What is being asked: Take every line from the listing below that contains "label".

<<<<

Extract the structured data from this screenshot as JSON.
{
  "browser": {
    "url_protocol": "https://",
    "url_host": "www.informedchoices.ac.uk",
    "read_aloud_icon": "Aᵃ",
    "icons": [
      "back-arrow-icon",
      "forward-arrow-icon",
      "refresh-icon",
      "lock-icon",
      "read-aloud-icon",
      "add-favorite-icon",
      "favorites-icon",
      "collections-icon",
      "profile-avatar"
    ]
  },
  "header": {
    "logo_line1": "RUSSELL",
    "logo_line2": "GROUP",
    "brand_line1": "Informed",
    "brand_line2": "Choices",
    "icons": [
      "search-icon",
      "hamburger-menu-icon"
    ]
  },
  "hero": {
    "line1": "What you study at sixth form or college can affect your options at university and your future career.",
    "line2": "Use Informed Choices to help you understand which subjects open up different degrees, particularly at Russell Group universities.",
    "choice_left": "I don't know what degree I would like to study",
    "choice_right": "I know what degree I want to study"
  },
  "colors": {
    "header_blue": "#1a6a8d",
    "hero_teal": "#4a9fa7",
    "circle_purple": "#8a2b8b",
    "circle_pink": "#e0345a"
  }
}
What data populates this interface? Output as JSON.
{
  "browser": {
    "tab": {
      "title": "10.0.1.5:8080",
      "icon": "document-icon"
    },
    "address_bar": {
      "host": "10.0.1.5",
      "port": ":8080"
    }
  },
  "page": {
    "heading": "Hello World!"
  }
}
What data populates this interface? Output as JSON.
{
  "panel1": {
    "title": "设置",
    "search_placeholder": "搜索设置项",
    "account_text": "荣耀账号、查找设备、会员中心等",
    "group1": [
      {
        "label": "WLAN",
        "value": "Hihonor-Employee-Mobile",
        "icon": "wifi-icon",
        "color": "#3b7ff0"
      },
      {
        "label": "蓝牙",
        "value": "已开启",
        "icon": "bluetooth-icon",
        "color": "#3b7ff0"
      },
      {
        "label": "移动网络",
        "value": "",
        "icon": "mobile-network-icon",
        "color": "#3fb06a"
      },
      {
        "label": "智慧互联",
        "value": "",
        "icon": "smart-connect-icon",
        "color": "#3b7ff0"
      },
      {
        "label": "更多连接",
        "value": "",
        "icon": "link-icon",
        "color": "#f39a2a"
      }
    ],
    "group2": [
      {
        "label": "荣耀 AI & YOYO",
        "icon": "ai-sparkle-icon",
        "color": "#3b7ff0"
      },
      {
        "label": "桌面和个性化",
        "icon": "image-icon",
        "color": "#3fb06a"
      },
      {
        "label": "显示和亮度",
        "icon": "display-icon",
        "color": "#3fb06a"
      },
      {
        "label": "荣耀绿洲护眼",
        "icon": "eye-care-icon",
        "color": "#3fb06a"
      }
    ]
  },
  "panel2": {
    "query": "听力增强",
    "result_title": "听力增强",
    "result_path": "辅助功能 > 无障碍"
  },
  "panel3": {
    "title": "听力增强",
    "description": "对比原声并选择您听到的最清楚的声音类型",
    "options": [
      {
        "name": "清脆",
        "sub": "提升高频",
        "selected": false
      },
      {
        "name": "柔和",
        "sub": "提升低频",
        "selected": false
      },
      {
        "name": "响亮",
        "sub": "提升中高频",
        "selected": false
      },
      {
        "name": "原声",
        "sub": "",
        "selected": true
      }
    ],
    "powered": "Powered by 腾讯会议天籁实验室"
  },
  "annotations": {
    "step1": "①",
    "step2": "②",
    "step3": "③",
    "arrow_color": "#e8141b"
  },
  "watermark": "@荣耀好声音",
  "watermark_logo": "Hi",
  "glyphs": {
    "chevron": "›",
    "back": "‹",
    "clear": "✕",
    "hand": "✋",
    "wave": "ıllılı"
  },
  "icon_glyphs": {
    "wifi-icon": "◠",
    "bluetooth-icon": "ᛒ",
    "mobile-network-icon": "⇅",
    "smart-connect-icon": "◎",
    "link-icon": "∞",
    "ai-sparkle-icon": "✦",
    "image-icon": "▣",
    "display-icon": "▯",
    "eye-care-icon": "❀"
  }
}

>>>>

Task response:
        "label": "WLAN",
        "label": "蓝牙",
        "label": "移动网络",
        "label": "智慧互联",
        "label": "更多连接",
        "label": "荣耀 AI & YOYO",
        "label": "桌面和个性化",
        "label": "显示和亮度",
        "label": "荣耀绿洲护眼",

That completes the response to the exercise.